(What you need to do):
Return, from the data that follows, each line that holds the word "true".

=== Section Start ===

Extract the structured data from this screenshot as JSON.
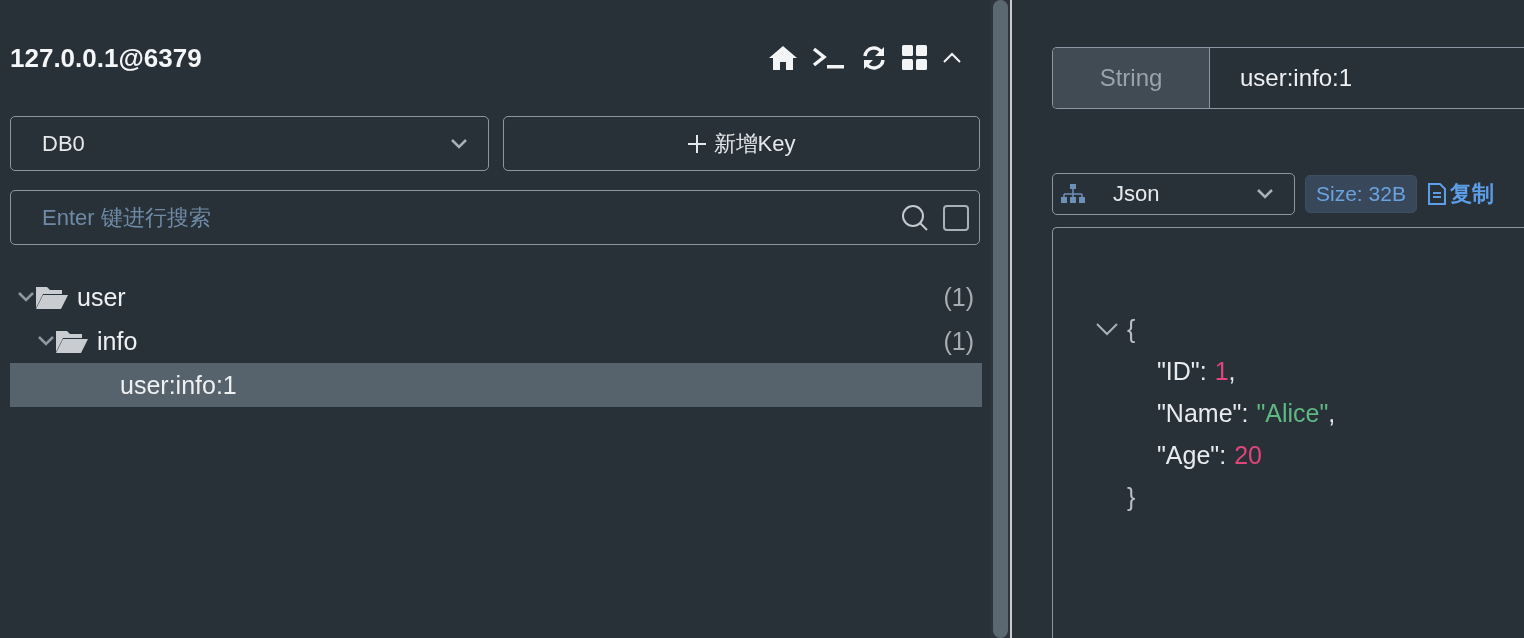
{
  "connection": {
    "title": "127.0.0.1@6379"
  },
  "db_select": {
    "value": "DB0"
  },
  "add_key_button": {
    "label": "新增Key"
  },
  "search": {
    "placeholder": "Enter 键进行搜索",
    "checked": false
  },
  "tree": [
    {
      "label": "user",
      "count": "(1)",
      "expanded": true,
      "selected": false,
      "children": [
        {
          "label": "info",
          "count": "(1)",
          "expanded": true,
          "selected": false,
          "children": [
            {
              "label": "user:info:1",
              "selected": true
            }
          ]
        }
      ]
    }
  ],
  "key_header": {
    "type": "String",
    "key": "user:info:1"
  },
  "viewer": {
    "format": "Json",
    "size": "Size: 32B",
    "copy_label": "复制"
  },
  "json_view": {
    "expanded": true,
    "open": "{",
    "close": "}",
    "entries": [
      {
        "key": "\"ID\":",
        "value": "1",
        "kind": "number",
        "separator": ","
      },
      {
        "key": "\"Name\":",
        "value": "\"Alice\"",
        "kind": "string",
        "separator": ","
      },
      {
        "key": "\"Age\":",
        "value": "20",
        "kind": "number"
      }
    ]
  }
}
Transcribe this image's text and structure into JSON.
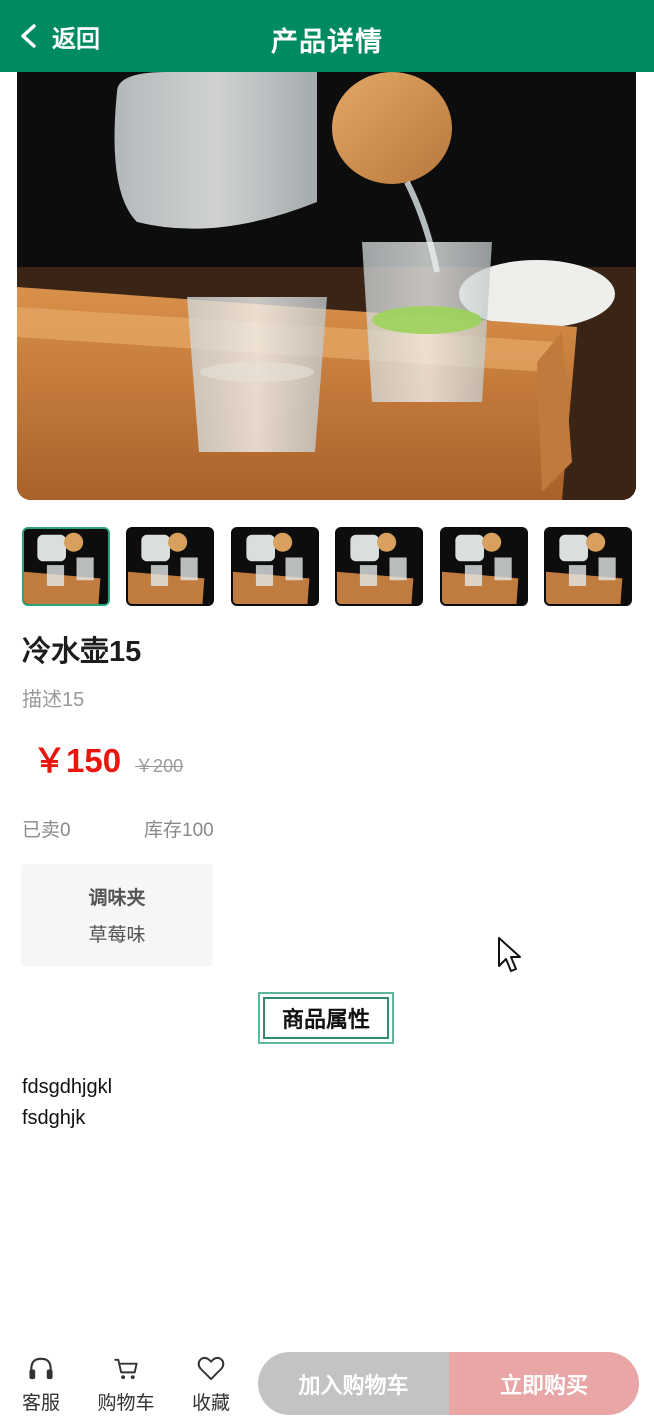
{
  "header": {
    "back_label": "返回",
    "title": "产品详情",
    "background_color": "#008a60"
  },
  "gallery": {
    "thumbnail_count": 6,
    "active_index": 0
  },
  "product": {
    "name": "冷水壶15",
    "description": "描述15",
    "price": "￥150",
    "original_price": "￥200",
    "sold": "已卖0",
    "stock": "库存100"
  },
  "spec": {
    "name": "调味夹",
    "value": "草莓味"
  },
  "attributes": {
    "tab_label": "商品属性",
    "lines": [
      "fdsgdhjgkl",
      "fsdghjk"
    ]
  },
  "bottom_bar": {
    "service_label": "客服",
    "cart_label": "购物车",
    "favorite_label": "收藏",
    "add_to_cart_label": "加入购物车",
    "buy_now_label": "立即购买",
    "icons": [
      "headset-icon",
      "cart-icon",
      "heart-icon"
    ]
  }
}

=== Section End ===

(Exercise output):
      "expanded": true,
          "expanded": true,
              "selected": true
    "expanded": true,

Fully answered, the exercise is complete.